Brad Zerkle, 45, of 590 Neal Road, was indicted in April. Since then he lost his seat as a township trustee in November and lost his job.
“He really tried to turn the system upside down to make sure the township citizens were properly being represented, and he paid for that, but today he was vindicated,” Zerkle’s attorney, Jon Paul Rion, said.
When Zerkle took office in 2009, he saw the township was paying $50,000 on insurance for just a handful of people, according to Rion.
The total salaries of the three trustees was $24,000, and township minutes show in his first year he tried to get rid of those insurance payments to township employees.
“He threatened the stability of some of these individuals’s pay structure. I think that attitude of trying to change the way business was done created some enemies,” Zerkle said.
Zerkle faced two theft charges for allegedly stealing gas and overstating the amount the township needed to reimburse him for his insurance.
“He was making $83,000 a year; he wasn’t trying to get rich off the township,” Rion said.

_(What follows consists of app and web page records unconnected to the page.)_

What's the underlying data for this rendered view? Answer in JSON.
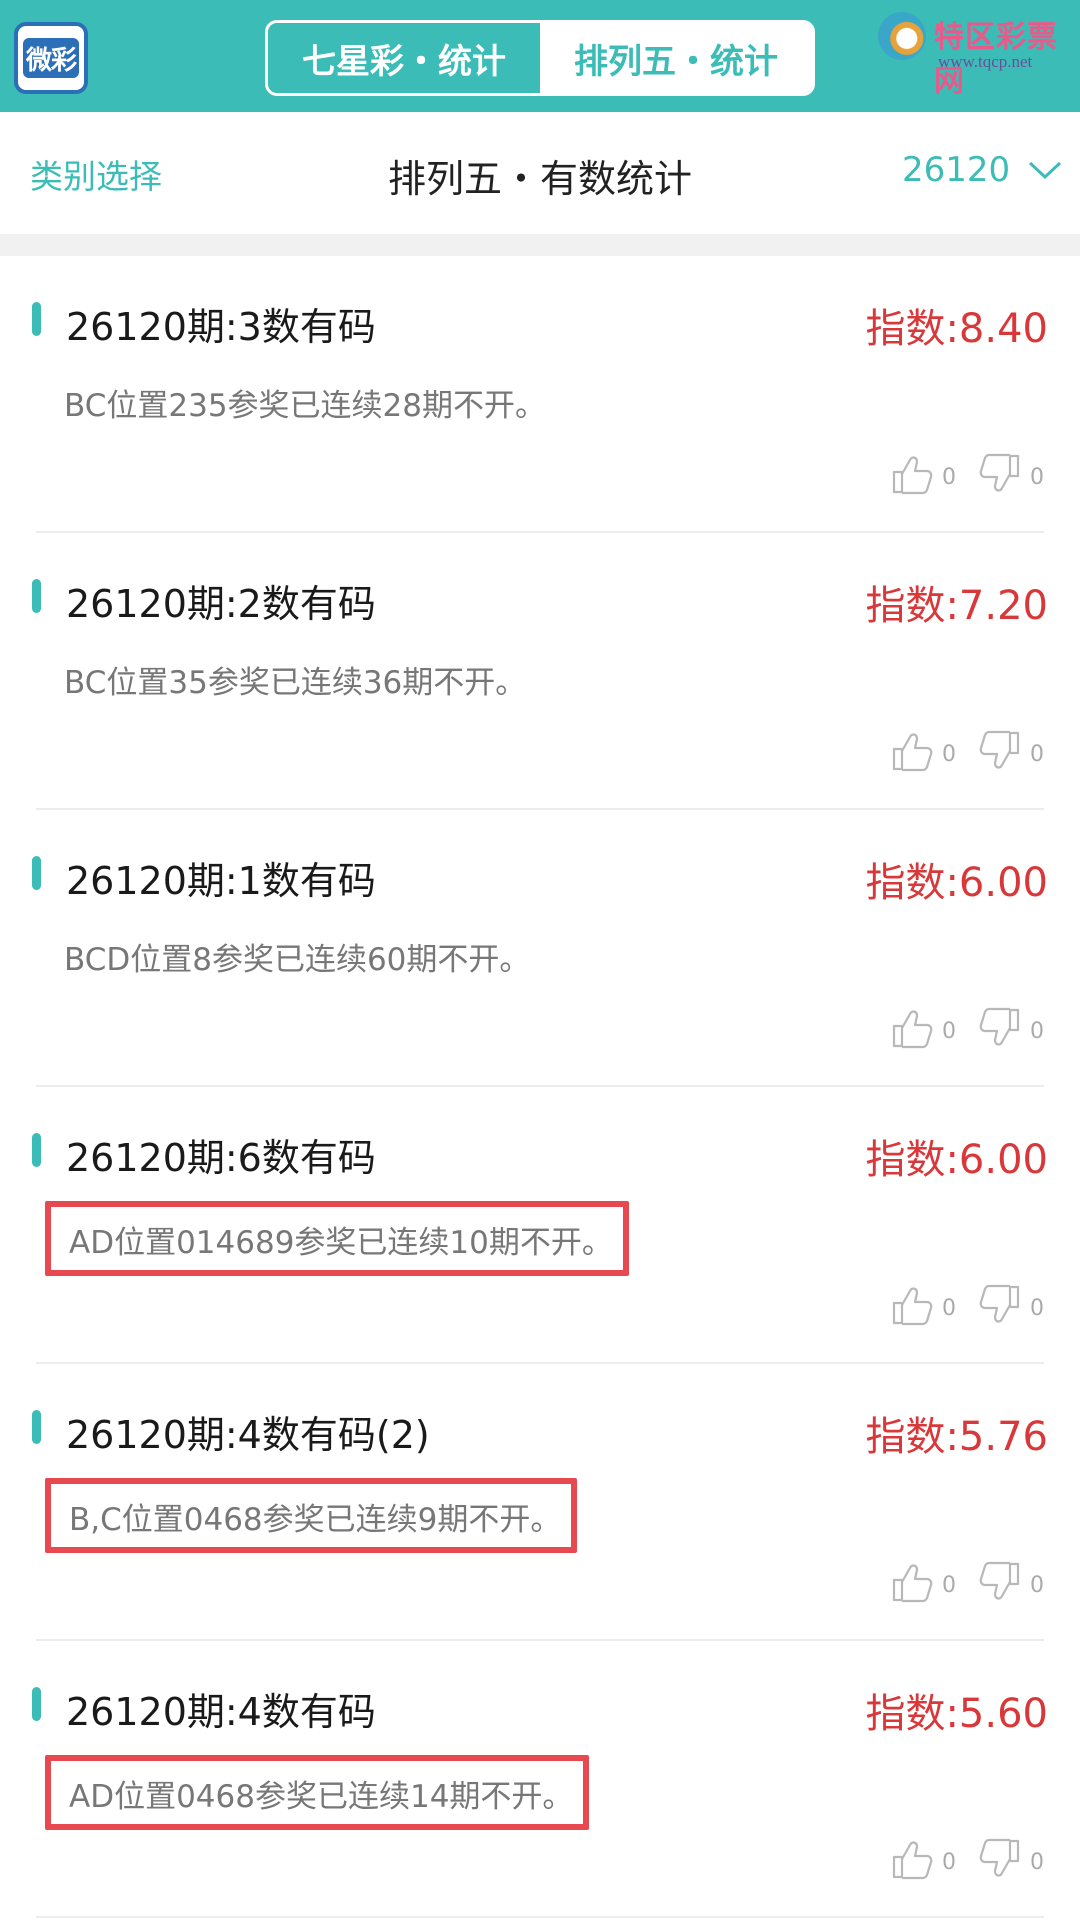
{
  "header": {
    "logo_text": "微彩",
    "tabs": [
      {
        "label": "七星彩・统计",
        "active": false
      },
      {
        "label": "排列五・统计",
        "active": true
      }
    ],
    "watermark_title": "特区彩票网",
    "watermark_url": "www.tqcp.net"
  },
  "subheader": {
    "category_label": "类别选择",
    "title": "排列五・有数统计",
    "issue": "26120"
  },
  "colors": {
    "accent": "#3cbcb6",
    "index_red": "#d9383a",
    "highlight_box": "#e8484f"
  },
  "cards": [
    {
      "title": "26120期:3数有码",
      "index": "指数:8.40",
      "desc": "BC位置235参奖已连续28期不开。",
      "up": "0",
      "down": "0"
    },
    {
      "title": "26120期:2数有码",
      "index": "指数:7.20",
      "desc": "BC位置35参奖已连续36期不开。",
      "up": "0",
      "down": "0"
    },
    {
      "title": "26120期:1数有码",
      "index": "指数:6.00",
      "desc": "BCD位置8参奖已连续60期不开。",
      "up": "0",
      "down": "0"
    },
    {
      "title": "26120期:6数有码",
      "index": "指数:6.00",
      "desc": "AD位置014689参奖已连续10期不开。",
      "up": "0",
      "down": "0"
    },
    {
      "title": "26120期:4数有码(2)",
      "index": "指数:5.76",
      "desc": "B,C位置0468参奖已连续9期不开。",
      "up": "0",
      "down": "0"
    },
    {
      "title": "26120期:4数有码",
      "index": "指数:5.60",
      "desc": "AD位置0468参奖已连续14期不开。",
      "up": "0",
      "down": "0"
    }
  ]
}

Visiting Judge David Faulkner dismissed the charge relating to the gas on Wednesday before jurors began deliberation.
The state said Zerkle wrongfully took $852.02 in over payments for insurance from Mad River Township in 2010.
“He claimed to be simply on a more expensive health insurance plan when in fact he was — and he knew he was — on a less expensive plan,” Ohio Attorney General’s Office prosecutor Thomas Anger said.
The prosecution showed a series of emails between Zerkle and his employer’s benefits coordinator about what insurance plan he was on.
They said he knowingly “deceived” the township to get a higher monthly reimbursement for his insurance.
Zerkle’s wife Darlene Zerkle, self-proclaimed family bookkeeper, took the stand Wednesday and said the family had to change plans so that a surgery she needed would be covered.
Concerning the forgery charge, the prosecution said Zerkle forged a letter to the township proving he had insurance.
The defense and prosecution had the letter analyzed, and both experts could not conclude that it was not the signature of Zerkle’s benefits coordinator from Castelline.
Zerkle stated today his political career is not over and he plans to run for election in the future.